Sirius – in the constellation Canis Major the Greater Dog – is the sky’s brightest star. It’s very easy to spot on winter and spring evenings.
From the southern U.S. or similar latitudes, you’ll easily find Canopus on February evenings. Look southward below brilliant Sirius.
Someday, the star Betelgeuse will run out of fuel, collapse under its own weight, and then rebound in a spectacular supernova explosion. Someday … but probably not soon.
Elnath is the second-brightest star in Taurus the Bull. It’s the closest bright star to the galactic anticenter – the point in space that lies directly opposite of the center of our Milky Way galaxy.
We see Capella as the brightest star in the constellation Auriga the Charioteer. It is really two stars, each with a golden color similar to our sun.
We could not live as close to Rigel as we live to our sun, because Rigel is nearly twice as hot – and about 40,000 times brighter – than our local star.
If Aldebaran were placed where the sun is now, its surface would extend almost to the orbit of Mercury.
Mirfak isn’t as famous as its brother star in Perseus, called Algol. But Mirfak is easier to find and can help guide you to Algol.
Okay, it’s not the most famous star in Cetus. It’s not even the brightest, although it carries the designation Alpha. But Menkar has its own claims to fame.

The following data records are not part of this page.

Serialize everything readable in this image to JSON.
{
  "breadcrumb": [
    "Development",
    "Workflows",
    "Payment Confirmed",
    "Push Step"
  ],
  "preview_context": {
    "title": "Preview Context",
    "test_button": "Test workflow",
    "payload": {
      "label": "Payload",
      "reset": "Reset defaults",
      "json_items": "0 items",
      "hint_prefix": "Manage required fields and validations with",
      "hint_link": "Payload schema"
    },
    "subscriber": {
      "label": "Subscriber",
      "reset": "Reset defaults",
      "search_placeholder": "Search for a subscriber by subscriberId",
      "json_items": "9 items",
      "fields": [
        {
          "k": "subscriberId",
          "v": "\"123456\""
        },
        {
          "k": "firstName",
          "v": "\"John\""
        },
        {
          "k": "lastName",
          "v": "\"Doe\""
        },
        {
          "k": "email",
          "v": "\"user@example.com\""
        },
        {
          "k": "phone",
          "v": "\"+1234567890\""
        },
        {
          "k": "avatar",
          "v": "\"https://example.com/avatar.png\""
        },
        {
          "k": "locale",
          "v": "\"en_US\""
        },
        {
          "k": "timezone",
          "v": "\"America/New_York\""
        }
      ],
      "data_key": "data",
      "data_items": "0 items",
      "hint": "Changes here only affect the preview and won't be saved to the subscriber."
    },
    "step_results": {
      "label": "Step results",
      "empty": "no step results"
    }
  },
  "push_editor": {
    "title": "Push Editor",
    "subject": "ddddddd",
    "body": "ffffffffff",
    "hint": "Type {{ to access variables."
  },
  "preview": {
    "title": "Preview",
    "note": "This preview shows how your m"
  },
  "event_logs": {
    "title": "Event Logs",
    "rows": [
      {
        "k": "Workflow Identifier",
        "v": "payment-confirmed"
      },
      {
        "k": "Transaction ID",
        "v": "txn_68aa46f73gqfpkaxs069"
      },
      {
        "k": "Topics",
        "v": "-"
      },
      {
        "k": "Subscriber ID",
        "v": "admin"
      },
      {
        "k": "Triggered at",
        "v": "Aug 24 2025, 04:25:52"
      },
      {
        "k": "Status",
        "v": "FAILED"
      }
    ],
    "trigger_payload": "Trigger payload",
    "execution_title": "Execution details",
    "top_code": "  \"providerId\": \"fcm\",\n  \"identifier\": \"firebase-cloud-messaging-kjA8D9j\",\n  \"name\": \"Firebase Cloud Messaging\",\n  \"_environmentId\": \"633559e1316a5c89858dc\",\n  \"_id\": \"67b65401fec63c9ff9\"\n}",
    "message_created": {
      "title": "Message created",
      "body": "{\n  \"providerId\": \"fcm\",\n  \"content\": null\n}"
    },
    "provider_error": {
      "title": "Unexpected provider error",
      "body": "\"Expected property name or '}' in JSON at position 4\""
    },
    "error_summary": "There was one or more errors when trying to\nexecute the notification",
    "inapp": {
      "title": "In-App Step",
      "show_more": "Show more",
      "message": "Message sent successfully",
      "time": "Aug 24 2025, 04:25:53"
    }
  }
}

The star Hamal, also known as Alpha Arietis, is the brightest star in Aries the Ram. Learn the role this star played in defining the term First Point in Aries.